The Most Effective Way to Get Teachers Excited About After School


Rebecca Stokes, Director of Auxiliary Programs at the University School of Nashville, recently joined the SPARC Effect podcast to share how she expanded her after school program. In the eight years since she took over, she has doubled its size, increasing and diversifying the activities available to meet the demands of students and families.

Rebecca emphasized the need to stay flexible and always ask yourself "what are we doing well and what do we need to change. This ability to adapt and to "look at everything with a creative mindset is what has kept us alive."

Part of the creative mindset of running after school is thinking of ways to get teachers excited to lead classes. Fully half of USN's classes are led by teachers--the other half by outside evendors--making teachers an integral part of the success of the program. Some of the most popular classes are taught by faculty, and some individual teachers have been working with after school for many years.

While the chance to earn extra compensation is always a plus, it isn't necessarily enough to motivate a teacher to join after school. Rebecca says it was at a SPARC conference session where she learned the most effective question to ask a teacher to get them on board with after school:

"What are you passionate about?"

“Ask them," Rebecca says, "what do you care about? What do you love? What is a passion they could share with students that they can’t necessarily do in the classroom?”

When asked what they would teach if they could teach anything, they can think outside the box and engage their own creative mindset. Rebecca has noticed that teachers enjoy the creativity and autonomy of putting together and implementing from scratch their own classes based on something they love to do.

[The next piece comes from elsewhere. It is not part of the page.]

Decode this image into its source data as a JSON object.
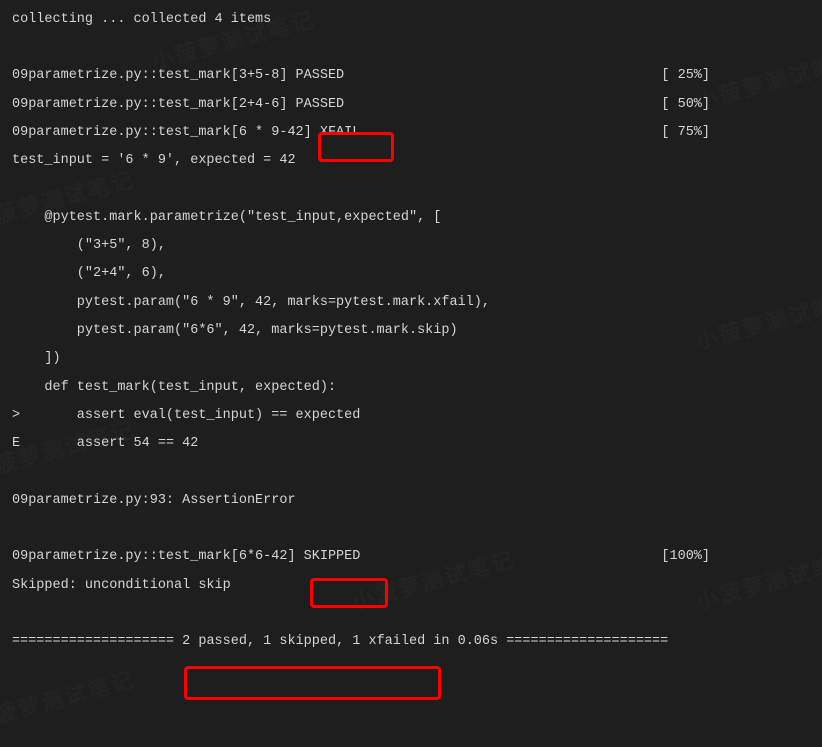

In one example, Rebecca asked a math teacher what his passion was. When he mentioned that he loved strategy/role playing games, she said they should give it a try in after school. As an added bonus, the teacher offered his room as space for the class. The idea was a success, attracting a small but loyal and enthusiastic group of students.

Once a year, Rebecca has an "all-call" for interested teachers, but she says that most new classes result from one-on-one conversations. Once that connection is made and teachers start thinking about what they'd love to share, bringing them on board with after school becomes less of a challenge and results in a win for students, teachers, and program staff.

If you're looking to grow your after school program, check out SPARC's Functions of Auxiliary tool--The Auxiliary Director's Guide for Leading Up--for tactics to develop a strategic partnership with school leadership. Also valuable is SPARC's Internal Relationship Assessment Tool to reflect on how you're connecting with your school's teachers or with other departments.

Looking for tools, professional development, and community support as you lead and grow your auxiliary programs? Join SPARC today and receive a wealth of member benefits including all these and more!